(Task) Give all of the data below again exactly, and drop the images.

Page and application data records
---

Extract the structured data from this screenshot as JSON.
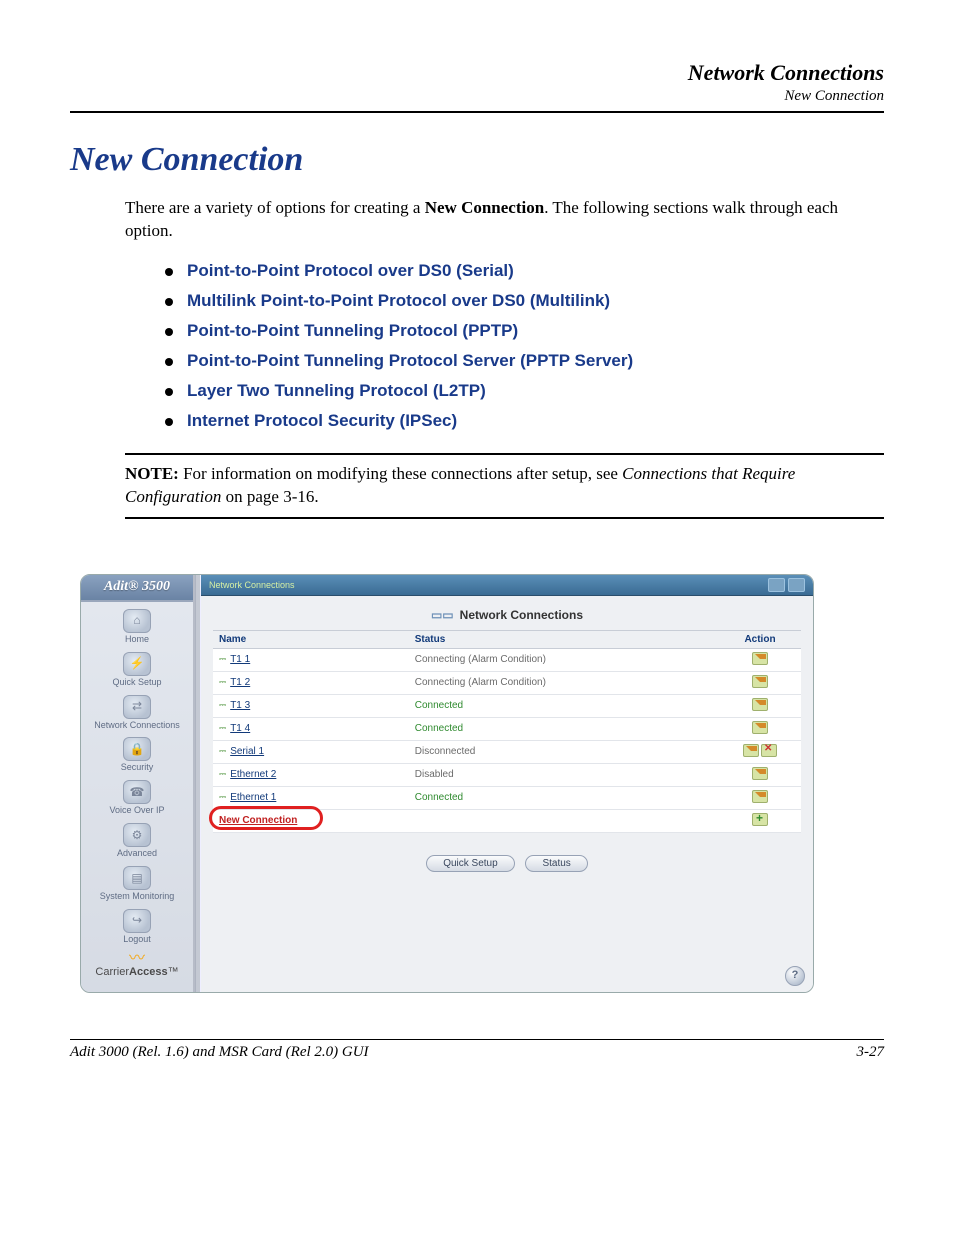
{
  "header": {
    "title": "Network Connections",
    "subtitle": "New Connection"
  },
  "h1": "New Connection",
  "intro_before": "There are a variety of options for creating a ",
  "intro_bold": "New Connection",
  "intro_after": ". The following sections walk through each option.",
  "options": [
    "Point-to-Point Protocol over DS0 (Serial)",
    "Multilink Point-to-Point Protocol over DS0 (Multilink)",
    "Point-to-Point Tunneling Protocol (PPTP)",
    "Point-to-Point Tunneling Protocol Server (PPTP Server)",
    "Layer Two Tunneling Protocol (L2TP)",
    "Internet Protocol Security (IPSec)"
  ],
  "note": {
    "label": "NOTE:",
    "before": "  For information on modifying these connections after setup, see ",
    "ital": "Connections that Require Configuration",
    "after": " on page 3-16."
  },
  "screenshot": {
    "product": "Adit® 3500",
    "brand1": "Carrier",
    "brand2": "Access",
    "brand_tm": "™",
    "sidebar": [
      {
        "label": "Home",
        "glyph": "⌂"
      },
      {
        "label": "Quick Setup",
        "glyph": "⚡"
      },
      {
        "label": "Network Connections",
        "glyph": "⇄"
      },
      {
        "label": "Security",
        "glyph": "🔒"
      },
      {
        "label": "Voice Over IP",
        "glyph": "☎"
      },
      {
        "label": "Advanced",
        "glyph": "⚙"
      },
      {
        "label": "System Monitoring",
        "glyph": "▤"
      },
      {
        "label": "Logout",
        "glyph": "↪"
      }
    ],
    "topbar_label": "Network Connections",
    "panel_title": "Network Connections",
    "columns": {
      "c1": "Name",
      "c2": "Status",
      "c3": "Action"
    },
    "rows": [
      {
        "name": "T1 1",
        "status": "Connecting (Alarm Condition)",
        "status_cls": "st-connecting",
        "actions": [
          "pencil"
        ]
      },
      {
        "name": "T1 2",
        "status": "Connecting (Alarm Condition)",
        "status_cls": "st-connecting",
        "actions": [
          "pencil"
        ]
      },
      {
        "name": "T1 3",
        "status": "Connected",
        "status_cls": "st-connected",
        "actions": [
          "pencil"
        ]
      },
      {
        "name": "T1 4",
        "status": "Connected",
        "status_cls": "st-connected",
        "actions": [
          "pencil"
        ]
      },
      {
        "name": "Serial 1",
        "status": "Disconnected",
        "status_cls": "st-disconnected",
        "actions": [
          "pencil",
          "del"
        ]
      },
      {
        "name": "Ethernet 2",
        "status": "Disabled",
        "status_cls": "st-disabled",
        "actions": [
          "pencil"
        ]
      },
      {
        "name": "Ethernet 1",
        "status": "Connected",
        "status_cls": "st-connected",
        "actions": [
          "pencil"
        ]
      }
    ],
    "new_connection_label": "New Connection",
    "buttons": {
      "b1": "Quick Setup",
      "b2": "Status"
    },
    "help_glyph": "?"
  },
  "footer": {
    "left": "Adit 3000 (Rel. 1.6) and MSR Card (Rel 2.0) GUI",
    "right": "3-27"
  }
}
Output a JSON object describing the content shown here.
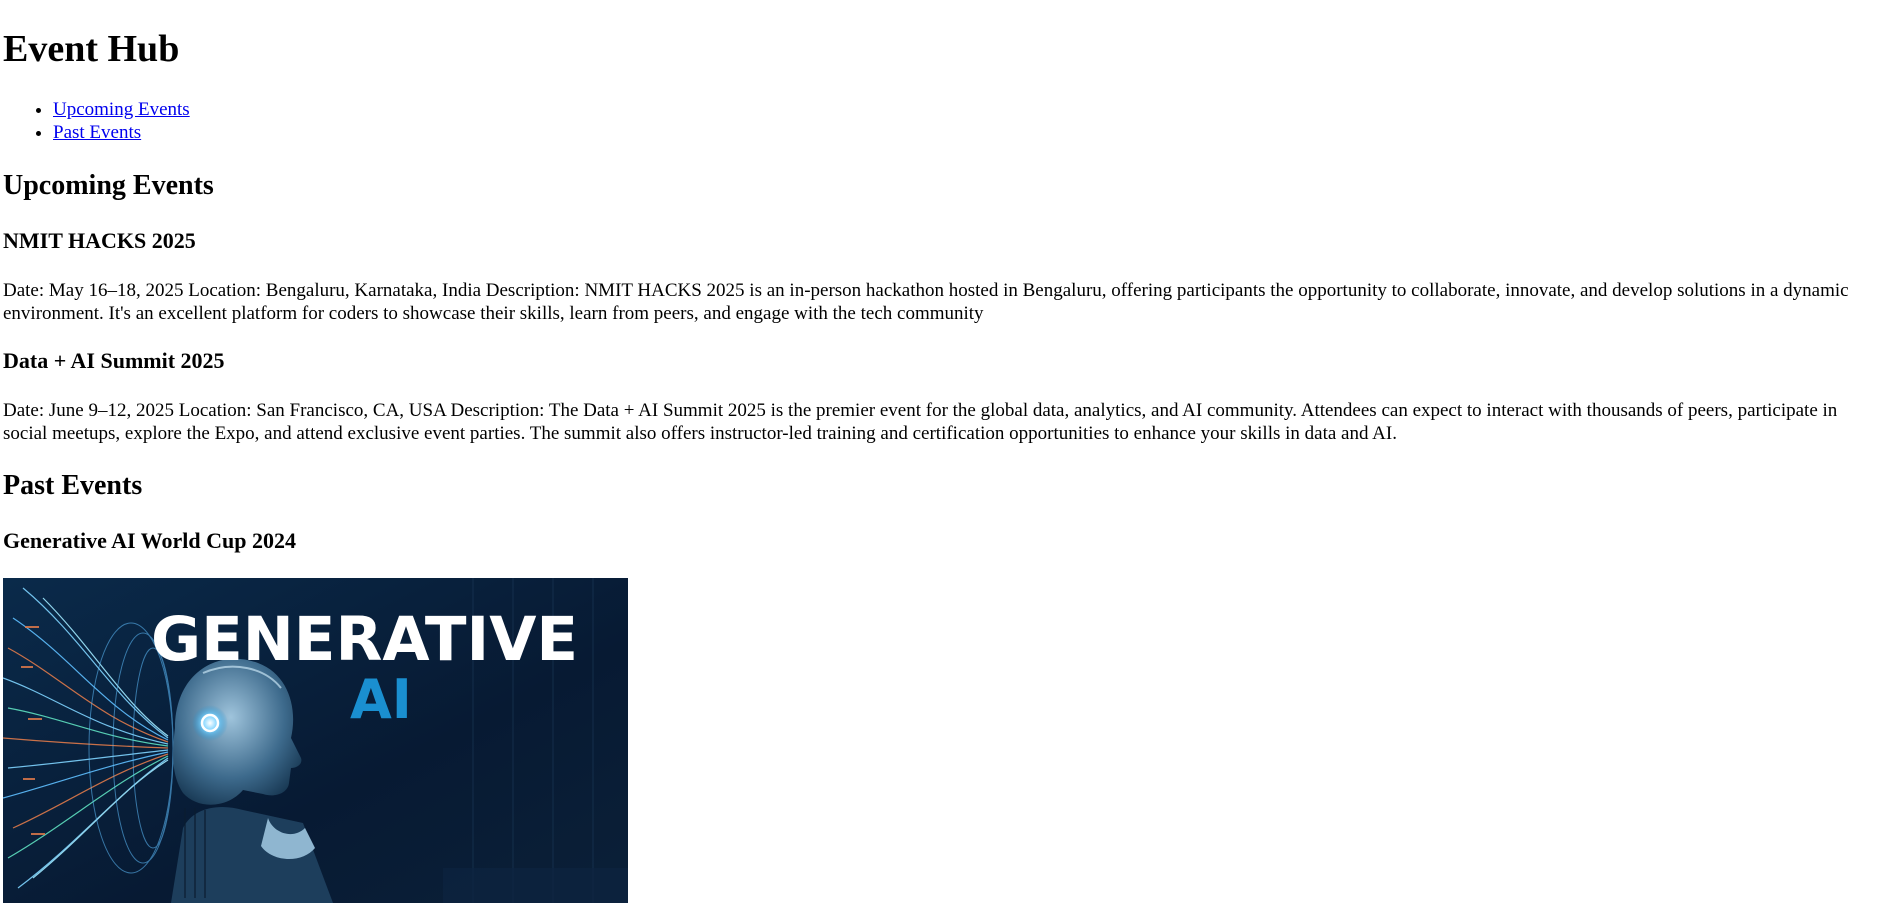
{
  "site": {
    "title": "Event Hub"
  },
  "nav": {
    "items": [
      {
        "label": "Upcoming Events"
      },
      {
        "label": "Past Events"
      }
    ]
  },
  "upcoming": {
    "heading": "Upcoming Events",
    "events": [
      {
        "title": "NMIT HACKS 2025",
        "details": "Date: May 16–18, 2025 Location: Bengaluru, Karnataka, India Description: NMIT HACKS 2025 is an in-person hackathon hosted in Bengaluru, offering participants the opportunity to collaborate, innovate, and develop solutions in a dynamic environment. It's an excellent platform for coders to showcase their skills, learn from peers, and engage with the tech community"
      },
      {
        "title": "Data + AI Summit 2025",
        "details": "Date: June 9–12, 2025 Location: San Francisco, CA, USA Description: The Data + AI Summit 2025 is the premier event for the global data, analytics, and AI community. Attendees can expect to interact with thousands of peers, participate in social meetups, explore the Expo, and attend exclusive event parties. The summit also offers instructor-led training and certification opportunities to enhance your skills in data and AI."
      }
    ]
  },
  "past": {
    "heading": "Past Events",
    "events": [
      {
        "title": "Generative AI World Cup 2024",
        "image": {
          "line1": "GENERATIVE",
          "line2": "AI"
        }
      }
    ]
  },
  "colors": {
    "link": "#0000ee",
    "image_bg": "#06172d",
    "image_accent": "#1a8fd0"
  }
}
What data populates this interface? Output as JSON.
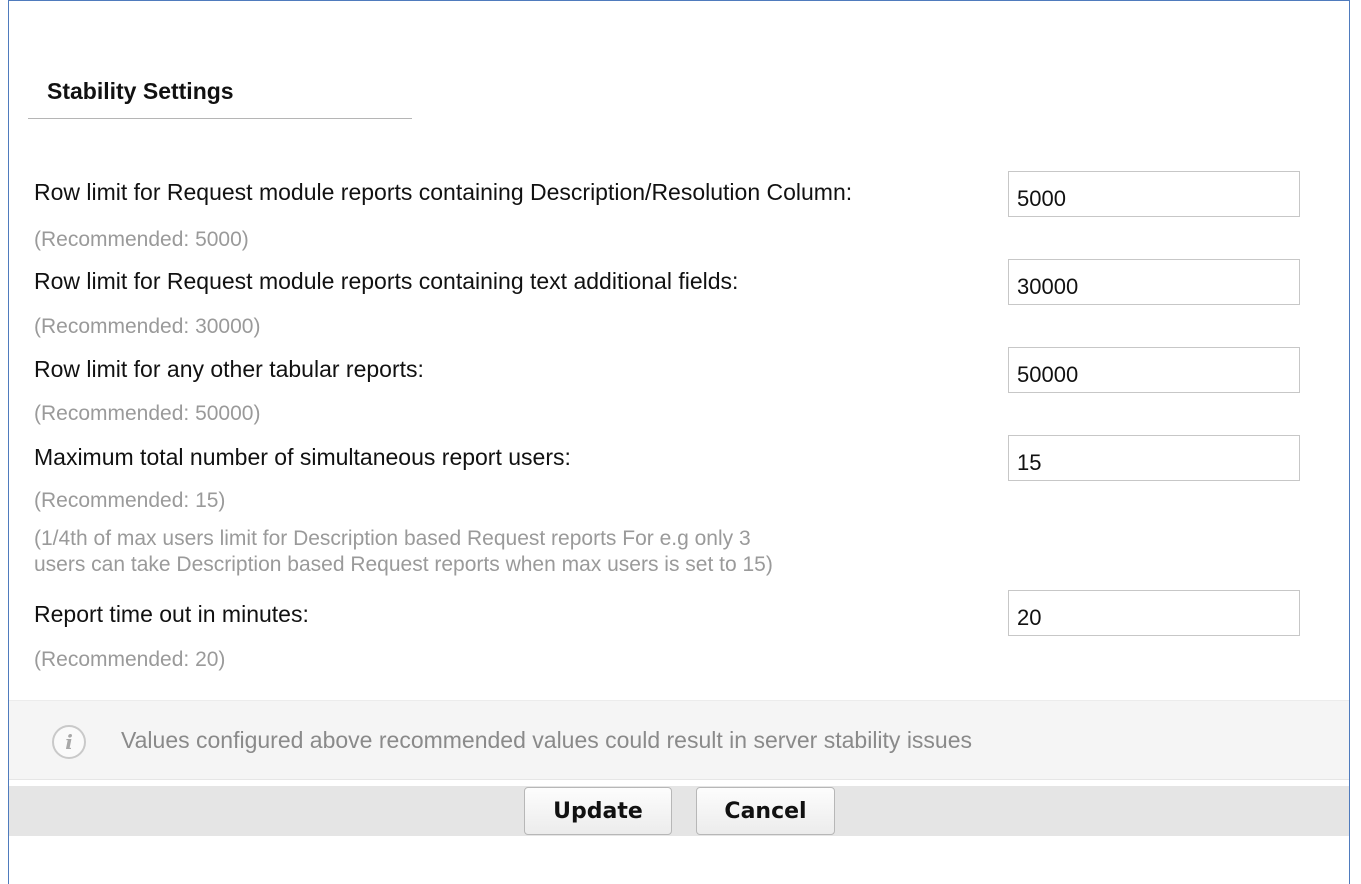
{
  "section": {
    "title": "Stability Settings"
  },
  "settings": [
    {
      "label": "Row limit for Request module reports containing Description/Resolution Column:",
      "value": "5000",
      "hint": "(Recommended: 5000)"
    },
    {
      "label": "Row limit for Request module reports containing text additional fields:",
      "value": "30000",
      "hint": "(Recommended: 30000)"
    },
    {
      "label": "Row limit for any other tabular reports:",
      "value": "50000",
      "hint": "(Recommended: 50000)"
    },
    {
      "label": "Maximum total number of simultaneous report users:",
      "value": "15",
      "hint": "(Recommended: 15)",
      "note_line1": "(1/4th of max users limit for Description based Request reports For e.g only 3",
      "note_line2": "users can take Description based Request reports when max users is set to 15)"
    },
    {
      "label": "Report time out in minutes:",
      "value": "20",
      "hint": "(Recommended: 20)"
    }
  ],
  "info": {
    "icon": "info-icon",
    "glyph": "i",
    "text": "Values configured above recommended values could result in server stability issues"
  },
  "actions": {
    "update_label": "Update",
    "cancel_label": "Cancel"
  }
}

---

(Expected answer)
Extract the structured data from this screenshot as JSON.
{
  "header": {
    "title": "Network Connections",
    "subtitle": "New Connection"
  },
  "h1": "New Connection",
  "intro_before": "There are a variety of options for creating a ",
  "intro_bold": "New Connection",
  "intro_after": ". The following sections walk through each option.",
  "options": [
    "Point-to-Point Protocol over DS0 (Serial)",
    "Multilink Point-to-Point Protocol over DS0 (Multilink)",
    "Point-to-Point Tunneling Protocol (PPTP)",
    "Point-to-Point Tunneling Protocol Server (PPTP Server)",
    "Layer Two Tunneling Protocol (L2TP)",
    "Internet Protocol Security (IPSec)"
  ],
  "note": {
    "label": "NOTE:",
    "before": "  For information on modifying these connections after setup, see ",
    "ital": "Connections that Require Configuration",
    "after": " on page 3-16."
  },
  "screenshot": {
    "product": "Adit® 3500",
    "brand1": "Carrier",
    "brand2": "Access",
    "brand_tm": "™",
    "sidebar": [
      {
        "label": "Home",
        "glyph": "⌂"
      },
      {
        "label": "Quick Setup",
        "glyph": "⚡"
      },
      {
        "label": "Network Connections",
        "glyph": "⇄"
      },
      {
        "label": "Security",
        "glyph": "🔒"
      },
      {
        "label": "Voice Over IP",
        "glyph": "☎"
      },
      {
        "label": "Advanced",
        "glyph": "⚙"
      },
      {
        "label": "System Monitoring",
        "glyph": "▤"
      },
      {
        "label": "Logout",
        "glyph": "↪"
      }
    ],
    "topbar_label": "Network Connections",
    "panel_title": "Network Connections",
    "columns": {
      "c1": "Name",
      "c2": "Status",
      "c3": "Action"
    },
    "rows": [
      {
        "name": "T1 1",
        "status": "Connecting (Alarm Condition)",
        "status_cls": "st-connecting",
        "actions": [
          "pencil"
        ]
      },
      {
        "name": "T1 2",
        "status": "Connecting (Alarm Condition)",
        "status_cls": "st-connecting",
        "actions": [
          "pencil"
        ]
      },
      {
        "name": "T1 3",
        "status": "Connected",
        "status_cls": "st-connected",
        "actions": [
          "pencil"
        ]
      },
      {
        "name": "T1 4",
        "status": "Connected",
        "status_cls": "st-connected",
        "actions": [
          "pencil"
        ]
      },
      {
        "name": "Serial 1",
        "status": "Disconnected",
        "status_cls": "st-disconnected",
        "actions": [
          "pencil",
          "del"
        ]
      },
      {
        "name": "Ethernet 2",
        "status": "Disabled",
        "status_cls": "st-disabled",
        "actions": [
          "pencil"
        ]
      },
      {
        "name": "Ethernet 1",
        "status": "Connected",
        "status_cls": "st-connected",
        "actions": [
          "pencil"
        ]
      }
    ],
    "new_connection_label": "New Connection",
    "buttons": {
      "b1": "Quick Setup",
      "b2": "Status"
    },
    "help_glyph": "?"
  },
  "footer": {
    "left": "Adit 3000 (Rel. 1.6) and MSR Card (Rel 2.0) GUI",
    "right": "3-27"
  }
}
Output a JSON object describing the content shown here.
{
  "site": {
    "title": "Event Hub"
  },
  "nav": {
    "items": [
      {
        "label": "Upcoming Events"
      },
      {
        "label": "Past Events"
      }
    ]
  },
  "upcoming": {
    "heading": "Upcoming Events",
    "events": [
      {
        "title": "NMIT HACKS 2025",
        "details": "Date: May 16–18, 2025 Location: Bengaluru, Karnataka, India Description: NMIT HACKS 2025 is an in-person hackathon hosted in Bengaluru, offering participants the opportunity to collaborate, innovate, and develop solutions in a dynamic environment. It's an excellent platform for coders to showcase their skills, learn from peers, and engage with the tech community"
      },
      {
        "title": "Data + AI Summit 2025",
        "details": "Date: June 9–12, 2025 Location: San Francisco, CA, USA Description: The Data + AI Summit 2025 is the premier event for the global data, analytics, and AI community. Attendees can expect to interact with thousands of peers, participate in social meetups, explore the Expo, and attend exclusive event parties. The summit also offers instructor-led training and certification opportunities to enhance your skills in data and AI."
      }
    ]
  },
  "past": {
    "heading": "Past Events",
    "events": [
      {
        "title": "Generative AI World Cup 2024",
        "image": {
          "line1": "GENERATIVE",
          "line2": "AI"
        }
      }
    ]
  },
  "colors": {
    "link": "#0000ee",
    "image_bg": "#06172d",
    "image_accent": "#1a8fd0"
  }
}
What data populates this interface? Output as JSON.
{
  "section": {
    "title": "Stability Settings"
  },
  "settings": [
    {
      "label": "Row limit for Request module reports containing Description/Resolution Column:",
      "value": "5000",
      "hint": "(Recommended: 5000)"
    },
    {
      "label": "Row limit for Request module reports containing text additional fields:",
      "value": "30000",
      "hint": "(Recommended: 30000)"
    },
    {
      "label": "Row limit for any other tabular reports:",
      "value": "50000",
      "hint": "(Recommended: 50000)"
    },
    {
      "label": "Maximum total number of simultaneous report users:",
      "value": "15",
      "hint": "(Recommended: 15)",
      "note_line1": "(1/4th of max users limit for Description based Request reports For e.g only 3",
      "note_line2": "users can take Description based Request reports when max users is set to 15)"
    },
    {
      "label": "Report time out in minutes:",
      "value": "20",
      "hint": "(Recommended: 20)"
    }
  ],
  "info": {
    "icon": "info-icon",
    "glyph": "i",
    "text": "Values configured above recommended values could result in server stability issues"
  },
  "actions": {
    "update_label": "Update",
    "cancel_label": "Cancel"
  }
}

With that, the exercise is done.